The Liberty County Board of Commissioners on Thursday voted unanimously to table a request from the Liberty County Recreation Department for new batting cages at Liberty Independent Troop Park.
Recreation Director Jimmy Martin said the project would cost about $179,000 and include a concrete bottom and overhead cover.
District 1 Commissioner Marion Stevens asked Martin what was wrong with the current batting cages.
“There’s nothing wrong with them,” Martin explained, noting that the current cages were built from recycled materials. “They work; we would like some that are a little wider.”
Stevens also questioned the need for the concrete bottom and overhead cover, since baseball is played on dirt outdoors.
Martin responded that the concrete bottom and overhead cover would make the cages accessible year-round, even during rainy days when dirt bottoms would make the cages unusable. He said the cover also would provide shelter from the summer sun.
Stevens also expressed hesitance to fund a project at Independent Troop Park when the “eyesore” at Miller Park remains.
“I wish that your board would just reconsider that,” Stevens said.
While the commissioners agreed that they would like to see the project funded, they asked Martin to “shave it down” and bring back a less costly proposal.
LCDA executive gives overview of tax incentives
The commission also heard from Liberty County Development Authority Executive Director Ron Tolley, who gave an overview of tax incentives offered by the county to incoming industries.
According to Tolley, industrial-sector jobs in Liberty County have increased since 1981 from 500 to approximately 3,039. A major reason for that increase, he said, is that the development authority offers incentives such as the Freeport Tax Exemption.
Tolley said that attracting industry is an extremely competitive endeavor, with some communities going so far as to offer free land or even up-front cash in order to lure manufacturers to their areas.
For context, Tolley provided an example of a middle-Georgia county that drew a major distribution center in 2012. He said the center created 200 jobs paying $844 a week.
According to Tolley, the county offered the company a free site worth $5.7 million, a $1 million grant to help develop the site, a 15-year real property-tax abatement worth $4 million and a personal-property tax abatement worth $1.6 million, among other waivers. The community’s total investment, Tolley said, was $12.8 million.
Following Tolley’s presentation, Stevens asked whether the Freeport Tax Exemption could be restructured on a graduated scale.
Tolley responded that such a move would be impractical, as it would make Liberty County less attractive to industries looking to locate to the area.
Stevens also asked whether memorandums of understanding concerning lease agreements were approved by the full development-authority board or by one individual.
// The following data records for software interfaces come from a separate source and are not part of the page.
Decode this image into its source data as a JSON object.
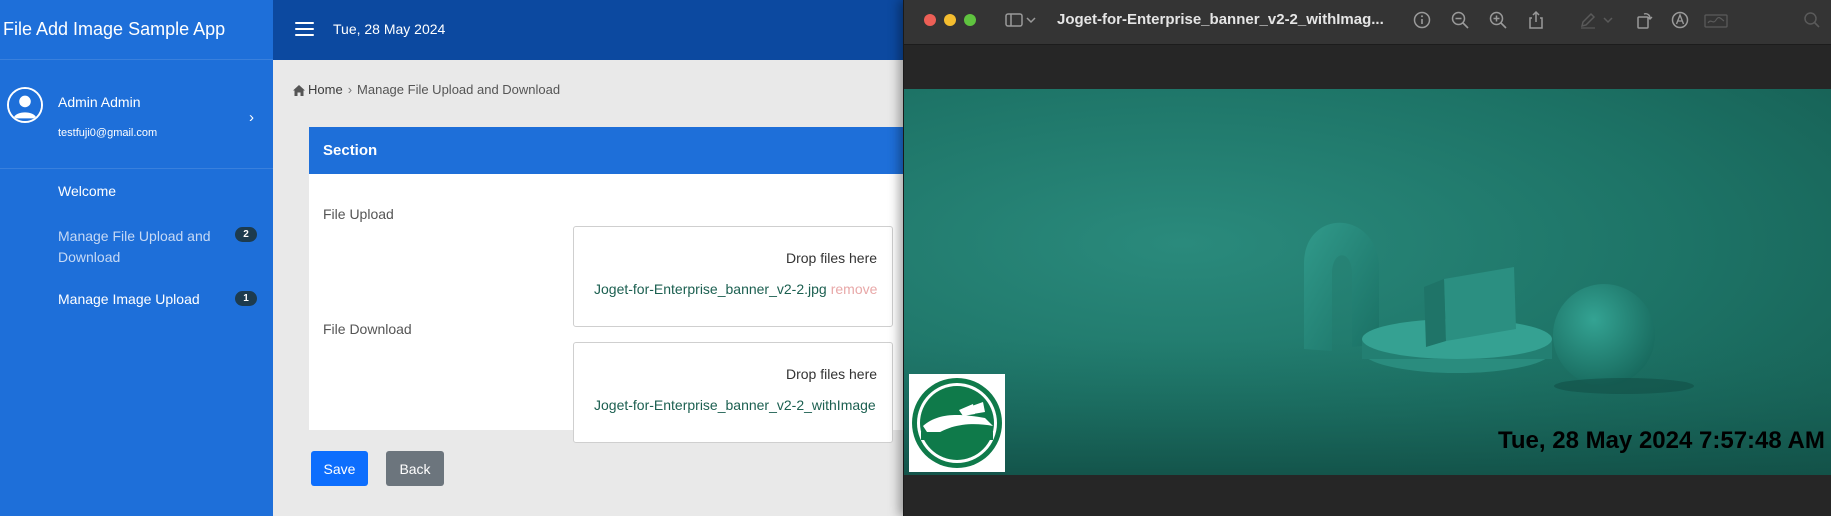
{
  "app": {
    "title": "File Add Image Sample App"
  },
  "user": {
    "name": "Admin Admin",
    "email": "testfuji0@gmail.com"
  },
  "sidebar": {
    "items": [
      {
        "label": "Welcome",
        "badge": ""
      },
      {
        "label": "Manage File Upload and Download",
        "badge": "2"
      },
      {
        "label": "Manage Image Upload",
        "badge": "1"
      }
    ]
  },
  "topbar": {
    "date": "Tue, 28 May 2024"
  },
  "breadcrumb": {
    "home": "Home",
    "current": "Manage File Upload and Download"
  },
  "form": {
    "section_title": "Section",
    "fields": [
      {
        "label": "File Upload",
        "drop_text": "Drop files here",
        "file_name": "Joget-for-Enterprise_banner_v2-2.jpg",
        "remove_label": "remove"
      },
      {
        "label": "File Download",
        "drop_text": "Drop files here",
        "file_name": "Joget-for-Enterprise_banner_v2-2_withImage"
      }
    ],
    "buttons": {
      "save": "Save",
      "back": "Back"
    }
  },
  "preview": {
    "window_title": "Joget-for-Enterprise_banner_v2-2_withImag...",
    "stamp_text": "Tue, 28 May 2024 7:57:48 AM",
    "toolbar_icons": [
      "sidebar-toggle-icon",
      "chevron-down-icon",
      "info-icon",
      "zoom-out-icon",
      "zoom-in-icon",
      "share-icon",
      "markup-pen-icon",
      "rotate-icon",
      "annotate-icon",
      "signature-icon",
      "search-icon"
    ]
  },
  "colors": {
    "sidebar": "#1e6fd9",
    "topbar": "#0c49a0",
    "badge": "#1d3b4e",
    "save": "#0d6efd",
    "back": "#6c757d",
    "file_link": "#1b5f50",
    "image_teal": "#1d7366"
  }
}
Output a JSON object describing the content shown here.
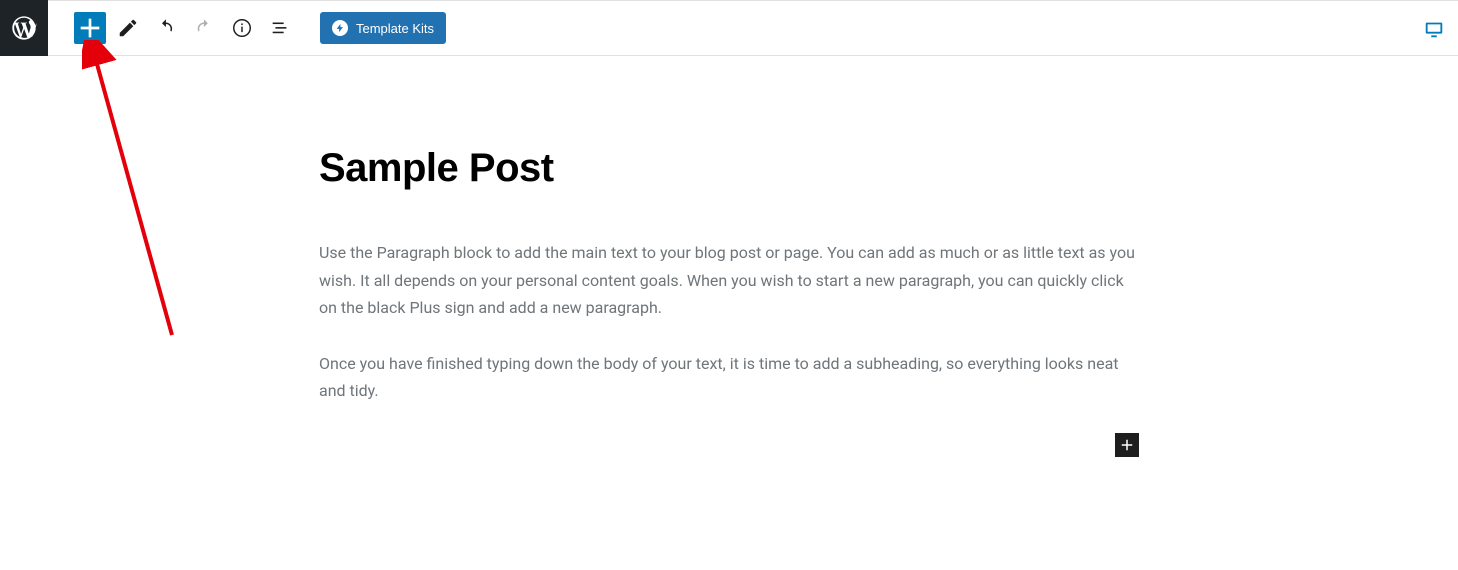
{
  "toolbar": {
    "template_kits_label": "Template Kits"
  },
  "post": {
    "title": "Sample Post",
    "paragraphs": [
      "Use the Paragraph block to add the main text to your blog post or page. You can add as much or as little text as you wish. It all depends on your personal content goals. When you wish to start a new paragraph, you can quickly click on the black Plus sign and add a new paragraph.",
      "Once you have finished typing down the body of your text, it is time to add a subheading, so everything looks neat and tidy."
    ]
  }
}
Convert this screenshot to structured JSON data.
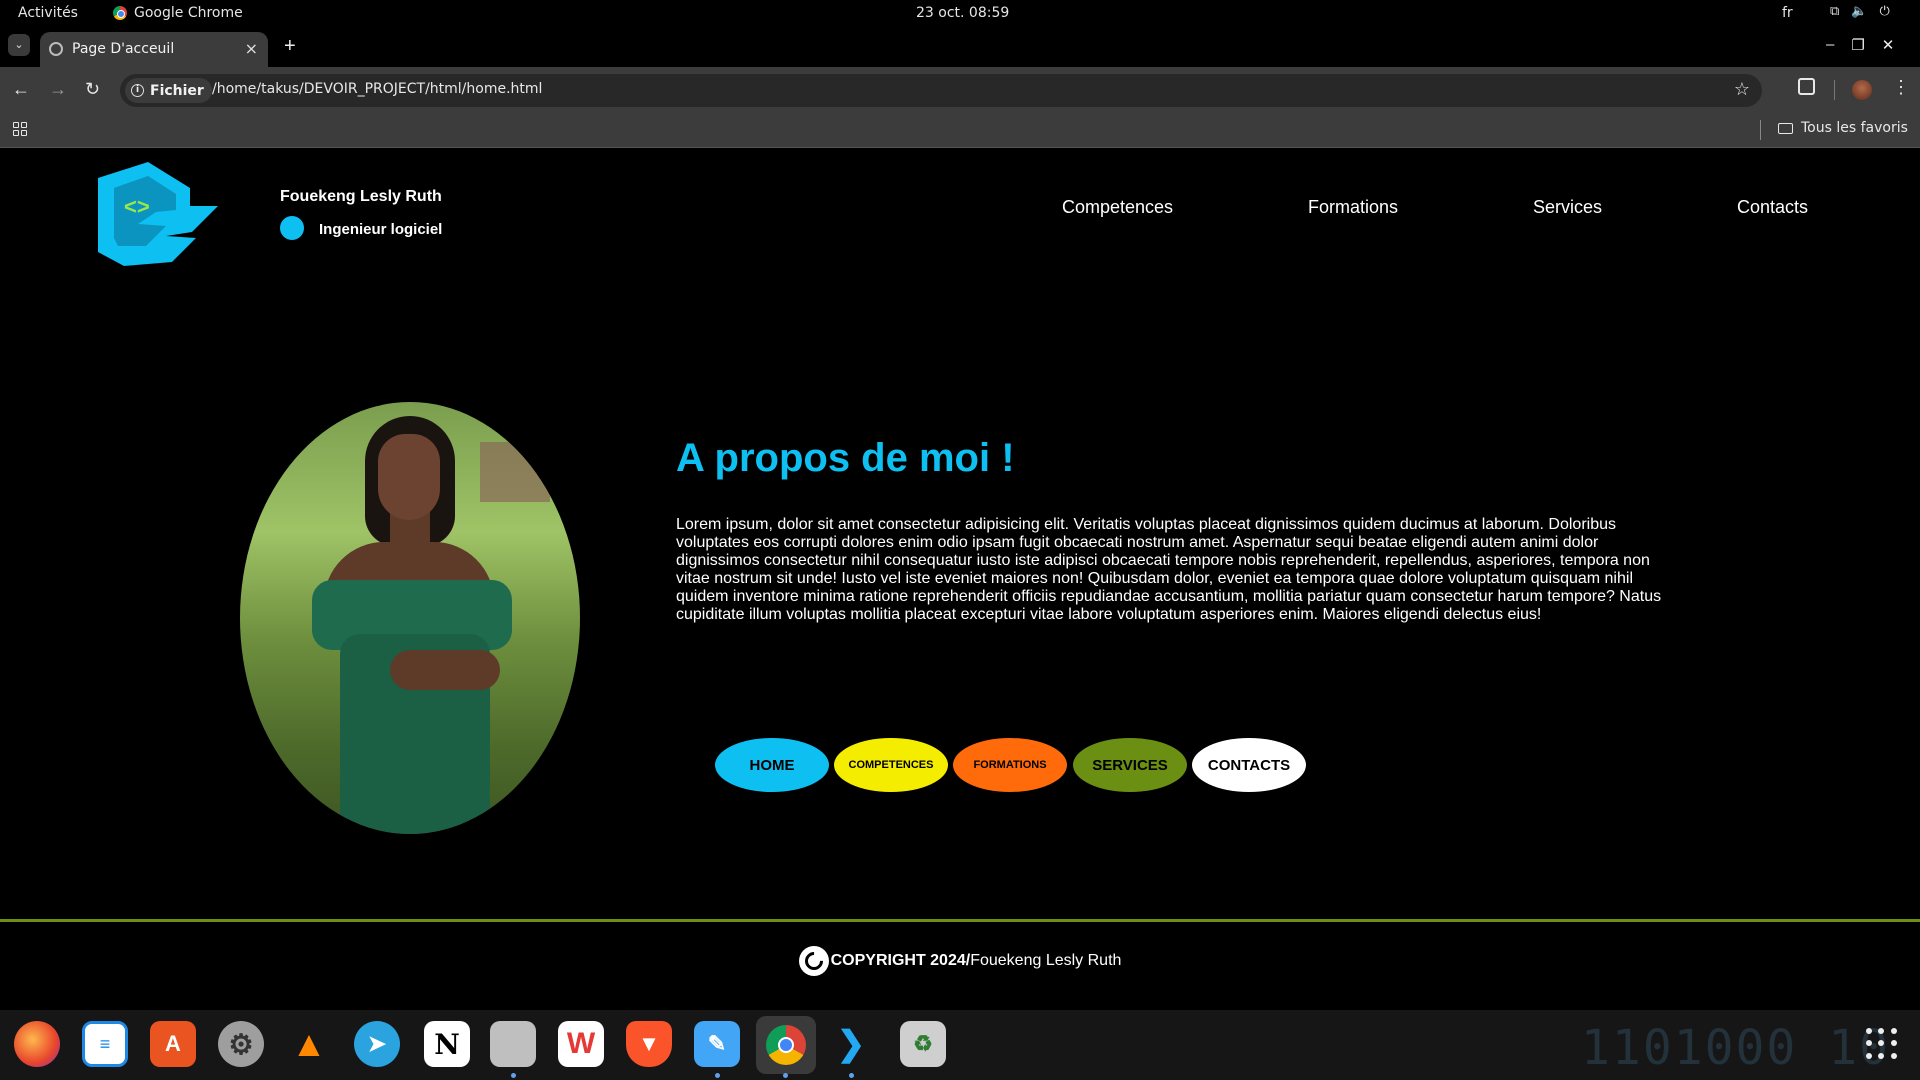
{
  "topbar": {
    "activities": "Activités",
    "app": "Google Chrome",
    "clock": "23 oct.  08:59",
    "lang": "fr",
    "icons": [
      "network-icon",
      "volume-icon",
      "power-icon"
    ]
  },
  "browser": {
    "tab_title": "Page D'acceuil",
    "new_tab": "+",
    "close_tab": "×",
    "security_chip": "Fichier",
    "url": "/home/takus/DEVOIR_PROJECT/html/home.html",
    "bookmarks_all": "Tous les favoris"
  },
  "site": {
    "name": "Fouekeng Lesly Ruth",
    "role": "Ingenieur logiciel",
    "logo_glyph": "<>",
    "nav": [
      "Competences",
      "Formations",
      "Services",
      "Contacts"
    ],
    "about_title": "A propos de moi !",
    "about_text": "Lorem ipsum, dolor sit amet consectetur adipisicing elit. Veritatis voluptas placeat dignissimos quidem ducimus at laborum. Doloribus voluptates eos corrupti dolores enim odio ipsam fugit obcaecati nostrum amet. Aspernatur sequi beatae eligendi autem animi dolor dignissimos consectetur nihil consequatur iusto iste adipisci obcaecati tempore nobis reprehenderit, repellendus, asperiores, tempora non vitae nostrum sit unde! Iusto vel iste eveniet maiores non! Quibusdam dolor, eveniet ea tempora quae dolore voluptatum quisquam nihil quidem inventore minima ratione reprehenderit officiis repudiandae accusantium, mollitia pariatur quam consectetur harum tempore? Natus cupiditate illum voluptas mollitia placeat excepturi vitae labore voluptatum asperiores enim. Maiores eligendi delectus eius!",
    "buttons": [
      {
        "label": "HOME",
        "color": "#0ec0f2"
      },
      {
        "label": "COMPETENCES",
        "color": "#f5ed00"
      },
      {
        "label": "FORMATIONS",
        "color": "#ff6a0a"
      },
      {
        "label": "SERVICES",
        "color": "#6a8f12"
      },
      {
        "label": "CONTACTS",
        "color": "#ffffff"
      }
    ],
    "footer_bold": "COPYRIGHT 2024/",
    "footer_name": "Fouekeng Lesly Ruth",
    "accent": "#0ec0f2",
    "footer_line_color": "#6a8f12"
  },
  "dock": {
    "apps": [
      "firefox-icon",
      "writer-icon",
      "app-center-icon",
      "settings-icon",
      "vlc-icon",
      "telegram-icon",
      "notion-icon",
      "files-icon",
      "wps-office-icon",
      "brave-icon",
      "text-editor-icon",
      "chrome-icon",
      "vscode-icon",
      "trash-icon"
    ],
    "wallpaper_text": "1101000  10"
  }
}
Tolley answered that the full board approves MOUs.
Although Stevens had more questions for Tolley, the meeting had to be adjourned before he could ask them, due to the scheduled swearing-in ceremony for three commissioners and the district attorney.